'''

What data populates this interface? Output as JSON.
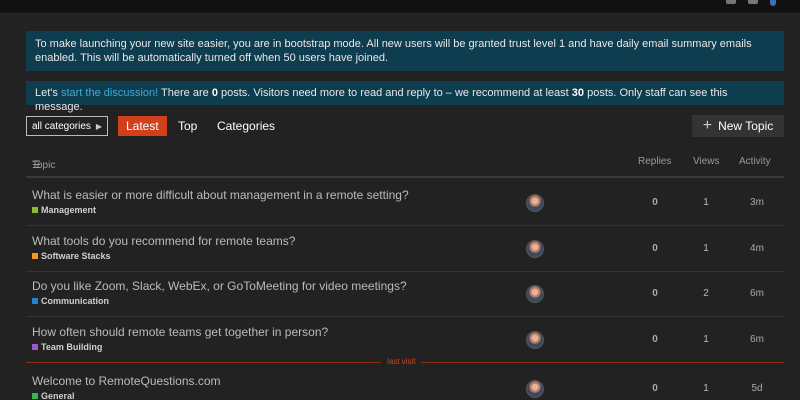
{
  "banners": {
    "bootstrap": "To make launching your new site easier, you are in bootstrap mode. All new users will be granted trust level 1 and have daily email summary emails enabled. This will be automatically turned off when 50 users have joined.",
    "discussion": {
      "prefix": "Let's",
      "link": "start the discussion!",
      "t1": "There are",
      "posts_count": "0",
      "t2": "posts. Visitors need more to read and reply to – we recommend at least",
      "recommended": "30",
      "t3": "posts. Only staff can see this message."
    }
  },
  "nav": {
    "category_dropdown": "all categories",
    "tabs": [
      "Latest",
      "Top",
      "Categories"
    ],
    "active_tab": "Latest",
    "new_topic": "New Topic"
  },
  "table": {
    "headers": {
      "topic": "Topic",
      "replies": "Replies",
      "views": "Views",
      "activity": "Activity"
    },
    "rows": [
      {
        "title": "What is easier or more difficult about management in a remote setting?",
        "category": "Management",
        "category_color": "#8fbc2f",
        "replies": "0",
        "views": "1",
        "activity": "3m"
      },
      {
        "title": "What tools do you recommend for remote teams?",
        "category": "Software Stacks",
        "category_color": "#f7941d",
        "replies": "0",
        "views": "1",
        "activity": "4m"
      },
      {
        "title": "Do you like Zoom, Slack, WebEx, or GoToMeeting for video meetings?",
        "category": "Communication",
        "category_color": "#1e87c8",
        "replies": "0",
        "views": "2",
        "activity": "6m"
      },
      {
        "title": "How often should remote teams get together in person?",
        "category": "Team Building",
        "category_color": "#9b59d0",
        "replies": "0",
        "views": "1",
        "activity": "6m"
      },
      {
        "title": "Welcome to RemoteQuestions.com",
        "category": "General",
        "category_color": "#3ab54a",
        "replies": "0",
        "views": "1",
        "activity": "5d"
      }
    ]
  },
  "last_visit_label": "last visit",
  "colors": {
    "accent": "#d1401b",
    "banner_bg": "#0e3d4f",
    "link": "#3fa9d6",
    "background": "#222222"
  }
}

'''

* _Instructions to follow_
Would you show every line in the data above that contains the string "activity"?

* _Solution to this exercise_
      "activity": "Activity"
        "activity": "3m"
        "activity": "4m"
        "activity": "6m"
        "activity": "6m"
        "activity": "5d"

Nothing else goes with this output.